**RECORDS FOR PROCESSING**
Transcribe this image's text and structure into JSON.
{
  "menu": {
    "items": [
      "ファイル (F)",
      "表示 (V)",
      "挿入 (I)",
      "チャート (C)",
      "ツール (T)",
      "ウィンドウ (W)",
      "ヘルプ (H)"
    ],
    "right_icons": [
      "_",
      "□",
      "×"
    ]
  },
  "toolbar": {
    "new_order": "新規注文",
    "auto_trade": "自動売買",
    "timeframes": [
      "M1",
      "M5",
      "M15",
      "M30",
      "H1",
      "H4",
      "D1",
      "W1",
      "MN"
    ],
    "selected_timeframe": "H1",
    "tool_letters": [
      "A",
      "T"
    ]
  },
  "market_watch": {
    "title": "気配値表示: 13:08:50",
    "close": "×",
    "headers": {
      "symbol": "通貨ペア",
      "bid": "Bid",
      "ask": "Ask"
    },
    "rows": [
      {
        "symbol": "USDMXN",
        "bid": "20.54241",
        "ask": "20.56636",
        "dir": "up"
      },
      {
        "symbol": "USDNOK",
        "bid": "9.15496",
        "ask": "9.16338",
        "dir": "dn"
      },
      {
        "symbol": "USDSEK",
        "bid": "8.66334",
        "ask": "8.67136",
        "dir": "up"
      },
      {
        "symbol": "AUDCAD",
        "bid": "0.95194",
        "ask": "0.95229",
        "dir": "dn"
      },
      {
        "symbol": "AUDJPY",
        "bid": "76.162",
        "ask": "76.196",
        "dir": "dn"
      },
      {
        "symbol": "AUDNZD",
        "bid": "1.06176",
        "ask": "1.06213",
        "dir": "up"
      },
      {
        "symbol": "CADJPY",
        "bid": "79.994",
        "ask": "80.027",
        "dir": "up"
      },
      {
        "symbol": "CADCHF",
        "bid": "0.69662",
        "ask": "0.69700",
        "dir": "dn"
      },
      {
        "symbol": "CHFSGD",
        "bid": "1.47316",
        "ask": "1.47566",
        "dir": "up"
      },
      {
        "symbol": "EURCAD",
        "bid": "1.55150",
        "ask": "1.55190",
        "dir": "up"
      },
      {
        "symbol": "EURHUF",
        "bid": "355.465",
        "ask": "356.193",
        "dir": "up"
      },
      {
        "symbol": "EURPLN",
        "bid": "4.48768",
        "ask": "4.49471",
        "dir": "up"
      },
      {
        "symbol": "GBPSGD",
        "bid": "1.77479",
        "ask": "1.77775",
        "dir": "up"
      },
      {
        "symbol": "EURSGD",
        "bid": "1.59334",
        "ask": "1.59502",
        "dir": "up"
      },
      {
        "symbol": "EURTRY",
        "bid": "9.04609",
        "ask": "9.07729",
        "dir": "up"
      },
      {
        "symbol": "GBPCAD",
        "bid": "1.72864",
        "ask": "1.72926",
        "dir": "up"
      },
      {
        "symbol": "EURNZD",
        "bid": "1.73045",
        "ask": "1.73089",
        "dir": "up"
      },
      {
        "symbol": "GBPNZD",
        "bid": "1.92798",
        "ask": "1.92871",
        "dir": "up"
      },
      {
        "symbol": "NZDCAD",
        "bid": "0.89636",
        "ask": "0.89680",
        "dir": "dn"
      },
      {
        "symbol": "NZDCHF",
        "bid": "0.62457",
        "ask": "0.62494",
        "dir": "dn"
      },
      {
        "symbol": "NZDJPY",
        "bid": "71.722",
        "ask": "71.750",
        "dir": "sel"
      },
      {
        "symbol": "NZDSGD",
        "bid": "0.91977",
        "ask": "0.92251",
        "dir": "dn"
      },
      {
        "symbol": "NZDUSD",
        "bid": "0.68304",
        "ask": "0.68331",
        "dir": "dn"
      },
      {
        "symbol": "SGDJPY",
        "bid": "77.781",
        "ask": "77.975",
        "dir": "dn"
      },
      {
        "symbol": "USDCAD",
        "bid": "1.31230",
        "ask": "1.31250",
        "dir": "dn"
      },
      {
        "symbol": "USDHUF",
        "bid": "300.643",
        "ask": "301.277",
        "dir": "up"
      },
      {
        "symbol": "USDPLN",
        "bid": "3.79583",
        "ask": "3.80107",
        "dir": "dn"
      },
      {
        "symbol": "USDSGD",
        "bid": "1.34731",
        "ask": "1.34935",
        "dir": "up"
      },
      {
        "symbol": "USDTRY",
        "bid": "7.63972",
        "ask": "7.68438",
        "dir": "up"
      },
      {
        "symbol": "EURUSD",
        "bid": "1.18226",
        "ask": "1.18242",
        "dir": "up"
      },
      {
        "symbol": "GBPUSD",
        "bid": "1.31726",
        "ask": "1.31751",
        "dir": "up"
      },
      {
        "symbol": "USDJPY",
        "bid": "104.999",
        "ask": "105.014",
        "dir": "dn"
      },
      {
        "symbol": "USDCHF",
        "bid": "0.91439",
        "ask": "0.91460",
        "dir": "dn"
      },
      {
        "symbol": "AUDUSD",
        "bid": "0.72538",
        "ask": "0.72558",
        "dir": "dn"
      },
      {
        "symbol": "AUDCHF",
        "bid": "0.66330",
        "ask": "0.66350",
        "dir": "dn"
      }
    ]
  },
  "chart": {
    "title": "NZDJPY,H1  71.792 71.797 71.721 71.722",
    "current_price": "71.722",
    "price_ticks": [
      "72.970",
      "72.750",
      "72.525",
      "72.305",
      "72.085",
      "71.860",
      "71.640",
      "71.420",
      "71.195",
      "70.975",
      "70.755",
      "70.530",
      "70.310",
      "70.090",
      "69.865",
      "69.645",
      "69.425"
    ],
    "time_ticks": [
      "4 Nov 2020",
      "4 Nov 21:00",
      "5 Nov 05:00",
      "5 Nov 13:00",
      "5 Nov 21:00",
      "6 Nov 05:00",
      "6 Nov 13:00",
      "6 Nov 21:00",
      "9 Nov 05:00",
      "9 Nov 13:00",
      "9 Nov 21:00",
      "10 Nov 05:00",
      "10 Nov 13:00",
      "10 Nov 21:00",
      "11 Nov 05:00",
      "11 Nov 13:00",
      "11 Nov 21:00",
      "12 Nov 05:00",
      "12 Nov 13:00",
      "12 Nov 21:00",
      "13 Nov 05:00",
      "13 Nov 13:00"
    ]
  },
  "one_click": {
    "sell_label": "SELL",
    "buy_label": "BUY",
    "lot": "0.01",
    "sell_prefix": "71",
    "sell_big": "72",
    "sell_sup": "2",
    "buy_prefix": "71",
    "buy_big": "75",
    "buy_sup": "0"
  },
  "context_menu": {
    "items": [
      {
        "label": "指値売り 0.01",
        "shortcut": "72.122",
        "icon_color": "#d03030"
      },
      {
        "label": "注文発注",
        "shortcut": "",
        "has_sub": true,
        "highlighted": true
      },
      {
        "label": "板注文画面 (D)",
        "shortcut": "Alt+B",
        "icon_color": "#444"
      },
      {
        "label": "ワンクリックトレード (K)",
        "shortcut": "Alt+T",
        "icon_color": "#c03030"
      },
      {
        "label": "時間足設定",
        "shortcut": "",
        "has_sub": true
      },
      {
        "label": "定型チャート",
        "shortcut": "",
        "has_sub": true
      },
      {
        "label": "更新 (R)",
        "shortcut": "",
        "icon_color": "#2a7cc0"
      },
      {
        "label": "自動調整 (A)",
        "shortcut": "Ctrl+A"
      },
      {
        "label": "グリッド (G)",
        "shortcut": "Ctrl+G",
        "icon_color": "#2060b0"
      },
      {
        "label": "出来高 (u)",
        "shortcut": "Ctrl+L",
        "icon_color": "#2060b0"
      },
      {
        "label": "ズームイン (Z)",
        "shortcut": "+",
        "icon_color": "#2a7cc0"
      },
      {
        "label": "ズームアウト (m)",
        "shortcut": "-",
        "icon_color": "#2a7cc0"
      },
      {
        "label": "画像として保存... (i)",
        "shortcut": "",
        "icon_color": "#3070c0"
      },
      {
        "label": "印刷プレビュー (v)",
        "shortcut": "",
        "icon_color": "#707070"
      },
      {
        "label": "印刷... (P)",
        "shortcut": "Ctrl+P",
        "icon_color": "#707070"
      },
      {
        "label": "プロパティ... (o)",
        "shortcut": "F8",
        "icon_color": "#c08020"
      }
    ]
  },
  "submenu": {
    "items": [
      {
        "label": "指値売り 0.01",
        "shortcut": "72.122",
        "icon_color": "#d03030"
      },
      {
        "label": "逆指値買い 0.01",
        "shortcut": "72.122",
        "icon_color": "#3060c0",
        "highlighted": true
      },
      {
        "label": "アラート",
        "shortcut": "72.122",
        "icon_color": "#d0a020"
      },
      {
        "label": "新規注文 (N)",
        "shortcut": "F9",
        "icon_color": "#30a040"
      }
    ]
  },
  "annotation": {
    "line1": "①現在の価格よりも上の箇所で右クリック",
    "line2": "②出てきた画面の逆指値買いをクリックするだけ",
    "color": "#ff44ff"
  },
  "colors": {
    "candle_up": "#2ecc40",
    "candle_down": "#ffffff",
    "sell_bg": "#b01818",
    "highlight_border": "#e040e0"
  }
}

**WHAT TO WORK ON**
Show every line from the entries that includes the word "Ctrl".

**SOLUTION**
        "shortcut": "Ctrl+A"
        "shortcut": "Ctrl+G",
        "shortcut": "Ctrl+L",
        "shortcut": "Ctrl+P",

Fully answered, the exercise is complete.